In a show of solidarity with the Muslim community, representatives of the Jewish Federation of Tulsa and several interfaith organizations held a press conference Friday condemning Oklahoma lawmakers who turned down a copy of the Quran.
Rep. Rex Duncan, R-Sand Springs, refused a gift of Islam's holy book earlier this week, saying, "Most Oklahomans do not endorse the idea of killing innocent women and children in the name of ideology." Other lawmakers joined him in refusing the gift, which was offered by the Governor's Ethnic American Advisory Council as part of the state's centennial celebration.
"Today, I'm an American Muslim, speaking for our brothers," said David Bernstein, executive director of the Jewish Federation.
"Hateful words inevitably lead to hateful actions," he said at the press conference held at the Al-Salaam Mosque, 4620 S. Irvington Ave.
"Sometimes they set in motion a chain of events that turn them into self-fulfilling prophesy."
He said hateful words often have an effect that the speaker did not desire or anticipate.
Oliver Howard, president of the Oklahoma Conference for Community and Justice, said religious intolerance has no place in Oklahoma.
"All religious communities have or have had zealots who exploit sacred scriptures for their own ends, including violent and inhumane acts," he said.

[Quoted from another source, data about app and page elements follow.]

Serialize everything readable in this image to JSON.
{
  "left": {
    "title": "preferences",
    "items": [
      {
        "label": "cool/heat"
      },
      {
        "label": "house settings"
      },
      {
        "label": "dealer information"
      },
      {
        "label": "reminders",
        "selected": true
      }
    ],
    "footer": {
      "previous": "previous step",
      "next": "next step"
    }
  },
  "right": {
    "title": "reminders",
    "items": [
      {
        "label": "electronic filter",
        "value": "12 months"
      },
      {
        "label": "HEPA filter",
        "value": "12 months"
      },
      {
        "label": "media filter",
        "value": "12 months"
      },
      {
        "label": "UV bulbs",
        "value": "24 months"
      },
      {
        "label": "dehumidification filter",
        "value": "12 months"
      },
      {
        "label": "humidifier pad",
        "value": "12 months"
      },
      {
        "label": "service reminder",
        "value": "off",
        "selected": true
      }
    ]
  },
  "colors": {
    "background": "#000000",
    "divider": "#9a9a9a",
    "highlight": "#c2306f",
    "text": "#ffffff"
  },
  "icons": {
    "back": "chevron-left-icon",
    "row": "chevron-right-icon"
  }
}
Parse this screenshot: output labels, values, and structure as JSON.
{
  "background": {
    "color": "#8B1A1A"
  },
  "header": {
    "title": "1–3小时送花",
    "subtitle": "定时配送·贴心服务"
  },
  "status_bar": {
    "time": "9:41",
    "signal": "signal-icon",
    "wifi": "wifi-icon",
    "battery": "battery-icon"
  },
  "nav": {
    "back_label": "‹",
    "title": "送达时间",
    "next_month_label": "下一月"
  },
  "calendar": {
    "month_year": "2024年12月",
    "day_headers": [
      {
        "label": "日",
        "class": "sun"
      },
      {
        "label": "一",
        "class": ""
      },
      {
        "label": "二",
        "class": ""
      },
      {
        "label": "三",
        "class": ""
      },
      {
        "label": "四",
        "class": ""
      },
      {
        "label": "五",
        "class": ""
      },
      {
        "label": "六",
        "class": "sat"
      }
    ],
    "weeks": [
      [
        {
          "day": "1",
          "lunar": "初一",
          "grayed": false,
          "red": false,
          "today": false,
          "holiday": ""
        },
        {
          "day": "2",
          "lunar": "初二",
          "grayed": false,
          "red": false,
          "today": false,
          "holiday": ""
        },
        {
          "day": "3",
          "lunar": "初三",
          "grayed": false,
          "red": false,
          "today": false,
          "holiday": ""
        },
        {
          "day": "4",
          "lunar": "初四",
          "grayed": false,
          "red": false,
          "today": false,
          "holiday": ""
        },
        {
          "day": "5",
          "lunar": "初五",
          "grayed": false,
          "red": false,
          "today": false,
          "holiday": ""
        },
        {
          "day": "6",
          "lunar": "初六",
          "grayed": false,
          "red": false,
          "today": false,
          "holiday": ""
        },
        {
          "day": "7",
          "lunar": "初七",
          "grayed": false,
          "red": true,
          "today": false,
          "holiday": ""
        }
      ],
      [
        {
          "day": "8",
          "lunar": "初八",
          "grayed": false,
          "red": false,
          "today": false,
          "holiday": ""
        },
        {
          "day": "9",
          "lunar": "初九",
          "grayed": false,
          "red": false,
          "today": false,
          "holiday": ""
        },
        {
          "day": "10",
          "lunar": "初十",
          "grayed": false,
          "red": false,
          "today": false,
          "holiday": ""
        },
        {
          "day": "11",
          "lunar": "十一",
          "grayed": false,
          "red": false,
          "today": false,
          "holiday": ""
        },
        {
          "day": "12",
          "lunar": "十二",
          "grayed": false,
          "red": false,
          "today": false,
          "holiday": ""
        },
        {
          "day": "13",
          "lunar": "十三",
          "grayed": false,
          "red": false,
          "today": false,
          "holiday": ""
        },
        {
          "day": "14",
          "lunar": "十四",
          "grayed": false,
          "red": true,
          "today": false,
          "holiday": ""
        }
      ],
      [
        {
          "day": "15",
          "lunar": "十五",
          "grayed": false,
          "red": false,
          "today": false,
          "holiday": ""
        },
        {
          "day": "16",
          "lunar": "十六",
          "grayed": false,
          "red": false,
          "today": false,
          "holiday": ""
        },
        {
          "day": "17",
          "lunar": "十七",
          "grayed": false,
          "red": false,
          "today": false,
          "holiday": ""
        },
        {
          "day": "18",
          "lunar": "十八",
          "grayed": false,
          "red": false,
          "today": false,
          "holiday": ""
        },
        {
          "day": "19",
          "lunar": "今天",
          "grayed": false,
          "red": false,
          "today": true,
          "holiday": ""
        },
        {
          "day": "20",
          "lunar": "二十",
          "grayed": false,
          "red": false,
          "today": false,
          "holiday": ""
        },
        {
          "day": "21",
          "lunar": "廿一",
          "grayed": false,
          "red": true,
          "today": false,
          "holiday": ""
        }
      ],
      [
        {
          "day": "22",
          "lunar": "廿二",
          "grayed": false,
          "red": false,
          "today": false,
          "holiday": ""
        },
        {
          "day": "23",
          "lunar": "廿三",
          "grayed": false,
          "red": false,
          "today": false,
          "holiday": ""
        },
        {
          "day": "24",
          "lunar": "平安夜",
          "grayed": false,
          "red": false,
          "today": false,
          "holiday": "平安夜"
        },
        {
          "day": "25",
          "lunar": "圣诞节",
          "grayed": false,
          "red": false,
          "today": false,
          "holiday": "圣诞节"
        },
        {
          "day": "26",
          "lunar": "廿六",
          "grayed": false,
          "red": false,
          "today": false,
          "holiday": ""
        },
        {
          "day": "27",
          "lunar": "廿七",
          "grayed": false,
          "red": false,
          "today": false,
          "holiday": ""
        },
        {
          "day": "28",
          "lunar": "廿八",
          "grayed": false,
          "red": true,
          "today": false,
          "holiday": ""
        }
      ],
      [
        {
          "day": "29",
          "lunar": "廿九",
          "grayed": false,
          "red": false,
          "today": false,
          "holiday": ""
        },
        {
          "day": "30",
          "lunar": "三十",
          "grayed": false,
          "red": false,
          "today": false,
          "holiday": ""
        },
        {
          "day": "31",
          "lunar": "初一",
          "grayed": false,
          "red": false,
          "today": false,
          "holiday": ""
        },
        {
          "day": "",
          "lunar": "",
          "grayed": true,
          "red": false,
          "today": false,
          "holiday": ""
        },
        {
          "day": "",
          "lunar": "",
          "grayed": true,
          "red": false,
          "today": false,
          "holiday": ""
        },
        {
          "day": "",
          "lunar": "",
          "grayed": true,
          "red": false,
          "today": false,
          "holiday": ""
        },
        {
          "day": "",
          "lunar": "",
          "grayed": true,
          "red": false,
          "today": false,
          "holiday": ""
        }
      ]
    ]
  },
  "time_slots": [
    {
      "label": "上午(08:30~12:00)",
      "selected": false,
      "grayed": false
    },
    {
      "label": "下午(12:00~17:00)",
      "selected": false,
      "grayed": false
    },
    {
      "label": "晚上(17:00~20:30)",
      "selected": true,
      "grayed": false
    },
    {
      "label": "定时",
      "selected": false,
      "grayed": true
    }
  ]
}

The Rev. Marlin Lavanhar, president of Tulsa Metropolitan Ministry Board of Trustees, said Duncan's words were disrespectful of his fellow Americans and promoted religious bigotry. (MORE)